=== Instructions to follow ===
Count every line below in which "trade" occurs, then give only the count.

BEGIN Provided information

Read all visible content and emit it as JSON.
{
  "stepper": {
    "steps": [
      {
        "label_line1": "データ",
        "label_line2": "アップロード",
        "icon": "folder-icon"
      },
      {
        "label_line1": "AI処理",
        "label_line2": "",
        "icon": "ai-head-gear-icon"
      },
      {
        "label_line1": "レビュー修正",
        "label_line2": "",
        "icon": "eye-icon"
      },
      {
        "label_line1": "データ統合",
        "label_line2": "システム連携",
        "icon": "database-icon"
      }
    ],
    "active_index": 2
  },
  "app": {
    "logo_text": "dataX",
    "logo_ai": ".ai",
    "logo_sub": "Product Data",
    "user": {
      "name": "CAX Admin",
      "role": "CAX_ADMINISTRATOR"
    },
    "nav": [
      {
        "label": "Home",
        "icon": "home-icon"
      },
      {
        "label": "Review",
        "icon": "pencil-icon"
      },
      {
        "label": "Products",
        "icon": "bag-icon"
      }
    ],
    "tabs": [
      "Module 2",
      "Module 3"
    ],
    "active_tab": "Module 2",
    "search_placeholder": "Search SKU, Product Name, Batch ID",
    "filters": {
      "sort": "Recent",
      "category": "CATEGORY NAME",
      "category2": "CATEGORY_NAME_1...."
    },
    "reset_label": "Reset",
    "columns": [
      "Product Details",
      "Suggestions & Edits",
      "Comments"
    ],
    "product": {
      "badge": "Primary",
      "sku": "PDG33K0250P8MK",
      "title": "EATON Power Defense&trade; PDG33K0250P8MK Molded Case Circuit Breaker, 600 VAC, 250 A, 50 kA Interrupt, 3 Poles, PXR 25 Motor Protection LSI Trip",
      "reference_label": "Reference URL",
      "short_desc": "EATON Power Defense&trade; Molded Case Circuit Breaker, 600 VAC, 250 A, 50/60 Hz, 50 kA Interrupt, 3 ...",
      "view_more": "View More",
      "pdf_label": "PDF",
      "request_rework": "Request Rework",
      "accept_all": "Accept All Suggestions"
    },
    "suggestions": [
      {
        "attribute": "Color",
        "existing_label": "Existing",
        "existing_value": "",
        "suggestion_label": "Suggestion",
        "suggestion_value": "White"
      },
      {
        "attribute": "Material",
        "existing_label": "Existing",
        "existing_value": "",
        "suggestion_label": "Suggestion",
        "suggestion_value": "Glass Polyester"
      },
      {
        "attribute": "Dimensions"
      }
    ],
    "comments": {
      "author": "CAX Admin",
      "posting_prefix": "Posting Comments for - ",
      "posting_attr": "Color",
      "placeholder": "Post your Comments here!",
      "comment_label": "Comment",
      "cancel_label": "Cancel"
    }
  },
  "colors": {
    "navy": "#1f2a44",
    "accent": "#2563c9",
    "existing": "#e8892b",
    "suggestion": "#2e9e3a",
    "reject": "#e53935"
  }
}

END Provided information
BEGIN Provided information

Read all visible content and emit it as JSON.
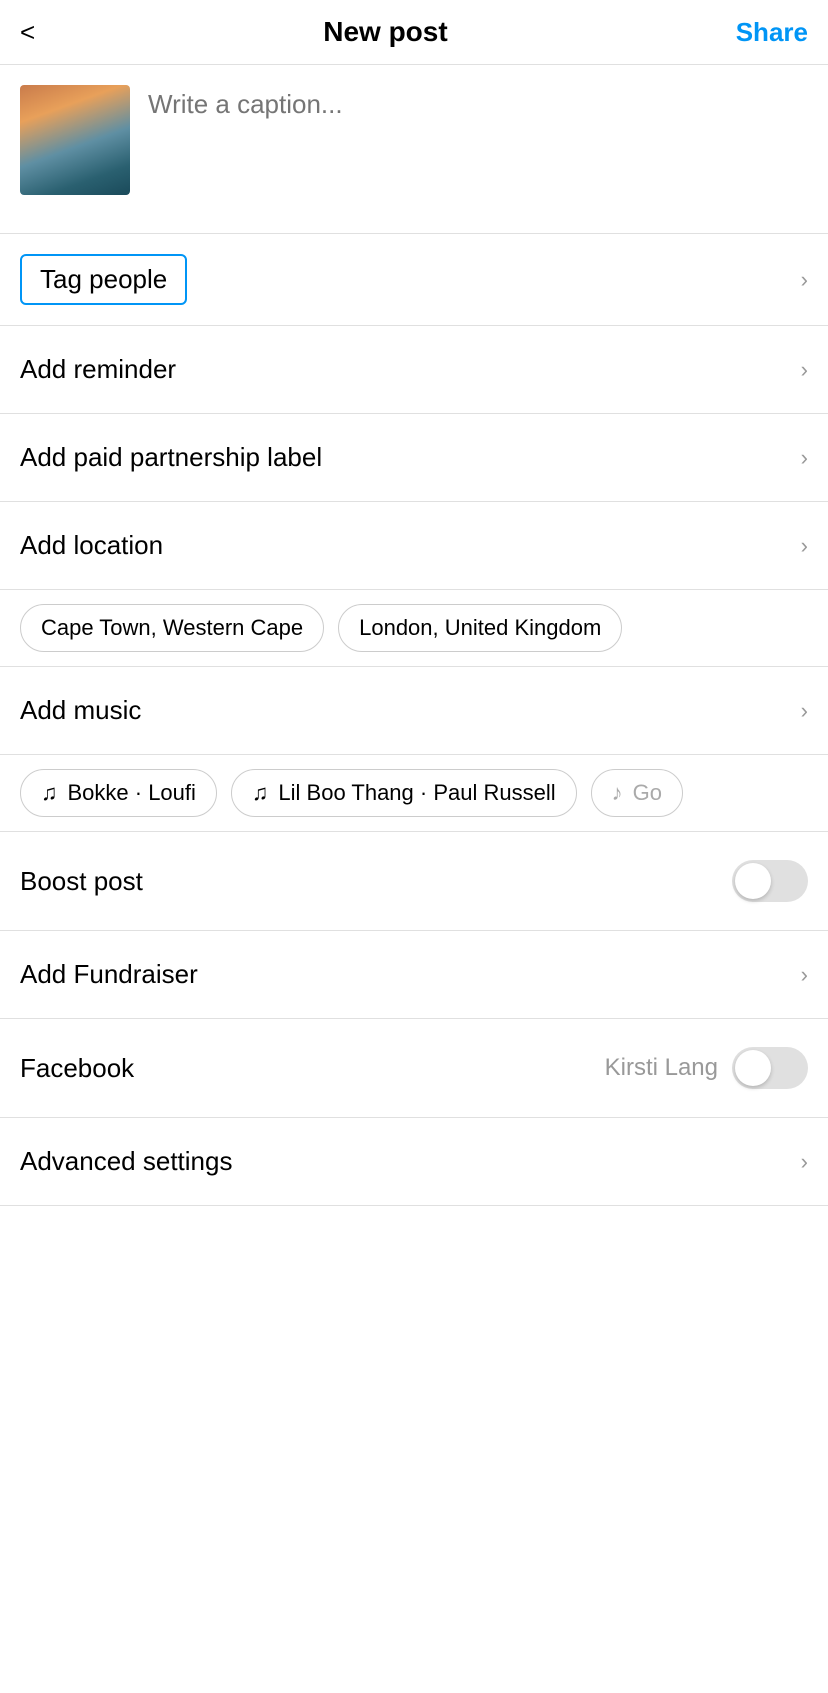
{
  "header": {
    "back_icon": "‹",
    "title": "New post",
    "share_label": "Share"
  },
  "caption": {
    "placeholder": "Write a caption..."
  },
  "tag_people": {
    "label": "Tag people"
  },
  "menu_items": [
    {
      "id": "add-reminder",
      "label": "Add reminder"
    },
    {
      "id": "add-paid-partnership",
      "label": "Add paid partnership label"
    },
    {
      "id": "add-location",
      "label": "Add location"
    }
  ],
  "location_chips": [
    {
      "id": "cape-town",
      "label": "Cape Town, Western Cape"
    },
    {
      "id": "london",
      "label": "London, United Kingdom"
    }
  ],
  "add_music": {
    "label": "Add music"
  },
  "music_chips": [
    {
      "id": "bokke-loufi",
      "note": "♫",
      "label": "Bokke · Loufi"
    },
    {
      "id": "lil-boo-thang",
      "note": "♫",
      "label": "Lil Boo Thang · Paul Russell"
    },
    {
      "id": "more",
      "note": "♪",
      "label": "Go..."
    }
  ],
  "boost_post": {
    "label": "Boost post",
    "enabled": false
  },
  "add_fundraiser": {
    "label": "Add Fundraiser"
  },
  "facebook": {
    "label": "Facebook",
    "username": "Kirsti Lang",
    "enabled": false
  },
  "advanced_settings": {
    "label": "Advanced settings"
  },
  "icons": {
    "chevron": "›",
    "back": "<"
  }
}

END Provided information

=== Response ===
2